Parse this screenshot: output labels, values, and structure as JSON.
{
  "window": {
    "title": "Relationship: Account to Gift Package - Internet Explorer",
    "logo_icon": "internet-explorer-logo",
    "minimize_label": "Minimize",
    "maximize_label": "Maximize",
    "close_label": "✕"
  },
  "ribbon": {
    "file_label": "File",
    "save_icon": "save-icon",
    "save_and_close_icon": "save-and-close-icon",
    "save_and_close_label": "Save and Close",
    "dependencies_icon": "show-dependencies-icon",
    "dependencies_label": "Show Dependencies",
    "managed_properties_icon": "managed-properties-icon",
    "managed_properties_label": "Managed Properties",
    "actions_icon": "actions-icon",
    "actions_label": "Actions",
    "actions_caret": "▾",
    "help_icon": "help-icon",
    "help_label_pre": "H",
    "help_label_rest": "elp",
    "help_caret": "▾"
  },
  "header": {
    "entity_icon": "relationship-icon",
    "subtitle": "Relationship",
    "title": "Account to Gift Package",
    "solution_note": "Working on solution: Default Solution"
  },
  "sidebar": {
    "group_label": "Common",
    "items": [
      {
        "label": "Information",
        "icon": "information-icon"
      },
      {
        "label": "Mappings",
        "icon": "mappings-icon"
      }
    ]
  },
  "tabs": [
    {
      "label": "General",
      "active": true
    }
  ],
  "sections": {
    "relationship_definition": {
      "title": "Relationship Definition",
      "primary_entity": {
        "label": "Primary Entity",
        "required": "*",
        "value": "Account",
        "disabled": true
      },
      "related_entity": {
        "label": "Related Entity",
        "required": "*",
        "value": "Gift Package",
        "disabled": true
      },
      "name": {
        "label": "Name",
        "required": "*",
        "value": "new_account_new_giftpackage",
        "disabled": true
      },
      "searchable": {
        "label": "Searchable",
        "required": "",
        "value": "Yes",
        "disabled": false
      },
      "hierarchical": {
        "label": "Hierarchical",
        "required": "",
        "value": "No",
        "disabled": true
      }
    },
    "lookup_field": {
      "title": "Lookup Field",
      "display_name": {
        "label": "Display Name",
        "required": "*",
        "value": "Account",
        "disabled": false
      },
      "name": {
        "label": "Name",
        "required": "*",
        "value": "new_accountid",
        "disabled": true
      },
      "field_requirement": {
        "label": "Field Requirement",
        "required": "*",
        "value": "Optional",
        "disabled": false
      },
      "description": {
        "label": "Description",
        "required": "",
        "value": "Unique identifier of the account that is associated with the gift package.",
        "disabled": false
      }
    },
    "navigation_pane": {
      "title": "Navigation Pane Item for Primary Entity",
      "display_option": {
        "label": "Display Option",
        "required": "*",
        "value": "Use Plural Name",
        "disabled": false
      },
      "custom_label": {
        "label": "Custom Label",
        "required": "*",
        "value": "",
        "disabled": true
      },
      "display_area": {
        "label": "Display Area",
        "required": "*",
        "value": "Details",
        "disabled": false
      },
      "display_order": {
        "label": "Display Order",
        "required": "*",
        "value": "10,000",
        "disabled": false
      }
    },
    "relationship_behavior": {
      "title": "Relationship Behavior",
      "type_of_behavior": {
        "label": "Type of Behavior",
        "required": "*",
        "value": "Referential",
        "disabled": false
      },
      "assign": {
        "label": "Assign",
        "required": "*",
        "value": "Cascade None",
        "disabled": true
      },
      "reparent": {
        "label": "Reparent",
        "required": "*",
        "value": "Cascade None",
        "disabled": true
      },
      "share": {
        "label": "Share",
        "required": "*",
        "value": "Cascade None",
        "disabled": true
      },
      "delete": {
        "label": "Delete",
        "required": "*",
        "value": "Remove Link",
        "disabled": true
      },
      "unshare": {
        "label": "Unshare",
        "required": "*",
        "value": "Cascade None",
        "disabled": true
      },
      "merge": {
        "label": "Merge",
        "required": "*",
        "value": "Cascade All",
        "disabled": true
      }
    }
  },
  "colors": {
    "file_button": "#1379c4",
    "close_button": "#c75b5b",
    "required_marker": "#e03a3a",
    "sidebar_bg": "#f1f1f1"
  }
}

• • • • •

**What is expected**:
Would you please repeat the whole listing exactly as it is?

**Solution for this problem**:
Parse this screenshot: output labels, values, and structure as JSON.
{
  "window": {
    "title": "Relationship: Account to Gift Package - Internet Explorer",
    "logo_icon": "internet-explorer-logo",
    "minimize_label": "Minimize",
    "maximize_label": "Maximize",
    "close_label": "✕"
  },
  "ribbon": {
    "file_label": "File",
    "save_icon": "save-icon",
    "save_and_close_icon": "save-and-close-icon",
    "save_and_close_label": "Save and Close",
    "dependencies_icon": "show-dependencies-icon",
    "dependencies_label": "Show Dependencies",
    "managed_properties_icon": "managed-properties-icon",
    "managed_properties_label": "Managed Properties",
    "actions_icon": "actions-icon",
    "actions_label": "Actions",
    "actions_caret": "▾",
    "help_icon": "help-icon",
    "help_label_pre": "H",
    "help_label_rest": "elp",
    "help_caret": "▾"
  },
  "header": {
    "entity_icon": "relationship-icon",
    "subtitle": "Relationship",
    "title": "Account to Gift Package",
    "solution_note": "Working on solution: Default Solution"
  },
  "sidebar": {
    "group_label": "Common",
    "items": [
      {
        "label": "Information",
        "icon": "information-icon"
      },
      {
        "label": "Mappings",
        "icon": "mappings-icon"
      }
    ]
  },
  "tabs": [
    {
      "label": "General",
      "active": true
    }
  ],
  "sections": {
    "relationship_definition": {
      "title": "Relationship Definition",
      "primary_entity": {
        "label": "Primary Entity",
        "required": "*",
        "value": "Account",
        "disabled": true
      },
      "related_entity": {
        "label": "Related Entity",
        "required": "*",
        "value": "Gift Package",
        "disabled": true
      },
      "name": {
        "label": "Name",
        "required": "*",
        "value": "new_account_new_giftpackage",
        "disabled": true
      },
      "searchable": {
        "label": "Searchable",
        "required": "",
        "value": "Yes",
        "disabled": false
      },
      "hierarchical": {
        "label": "Hierarchical",
        "required": "",
        "value": "No",
        "disabled": true
      }
    },
    "lookup_field": {
      "title": "Lookup Field",
      "display_name": {
        "label": "Display Name",
        "required": "*",
        "value": "Account",
        "disabled": false
      },
      "name": {
        "label": "Name",
        "required": "*",
        "value": "new_accountid",
        "disabled": true
      },
      "field_requirement": {
        "label": "Field Requirement",
        "required": "*",
        "value": "Optional",
        "disabled": false
      },
      "description": {
        "label": "Description",
        "required": "",
        "value": "Unique identifier of the account that is associated with the gift package.",
        "disabled": false
      }
    },
    "navigation_pane": {
      "title": "Navigation Pane Item for Primary Entity",
      "display_option": {
        "label": "Display Option",
        "required": "*",
        "value": "Use Plural Name",
        "disabled": false
      },
      "custom_label": {
        "label": "Custom Label",
        "required": "*",
        "value": "",
        "disabled": true
      },
      "display_area": {
        "label": "Display Area",
        "required": "*",
        "value": "Details",
        "disabled": false
      },
      "display_order": {
        "label": "Display Order",
        "required": "*",
        "value": "10,000",
        "disabled": false
      }
    },
    "relationship_behavior": {
      "title": "Relationship Behavior",
      "type_of_behavior": {
        "label": "Type of Behavior",
        "required": "*",
        "value": "Referential",
        "disabled": false
      },
      "assign": {
        "label": "Assign",
        "required": "*",
        "value": "Cascade None",
        "disabled": true
      },
      "reparent": {
        "label": "Reparent",
        "required": "*",
        "value": "Cascade None",
        "disabled": true
      },
      "share": {
        "label": "Share",
        "required": "*",
        "value": "Cascade None",
        "disabled": true
      },
      "delete": {
        "label": "Delete",
        "required": "*",
        "value": "Remove Link",
        "disabled": true
      },
      "unshare": {
        "label": "Unshare",
        "required": "*",
        "value": "Cascade None",
        "disabled": true
      },
      "merge": {
        "label": "Merge",
        "required": "*",
        "value": "Cascade All",
        "disabled": true
      }
    }
  },
  "colors": {
    "file_button": "#1379c4",
    "close_button": "#c75b5b",
    "required_marker": "#e03a3a",
    "sidebar_bg": "#f1f1f1"
  }
}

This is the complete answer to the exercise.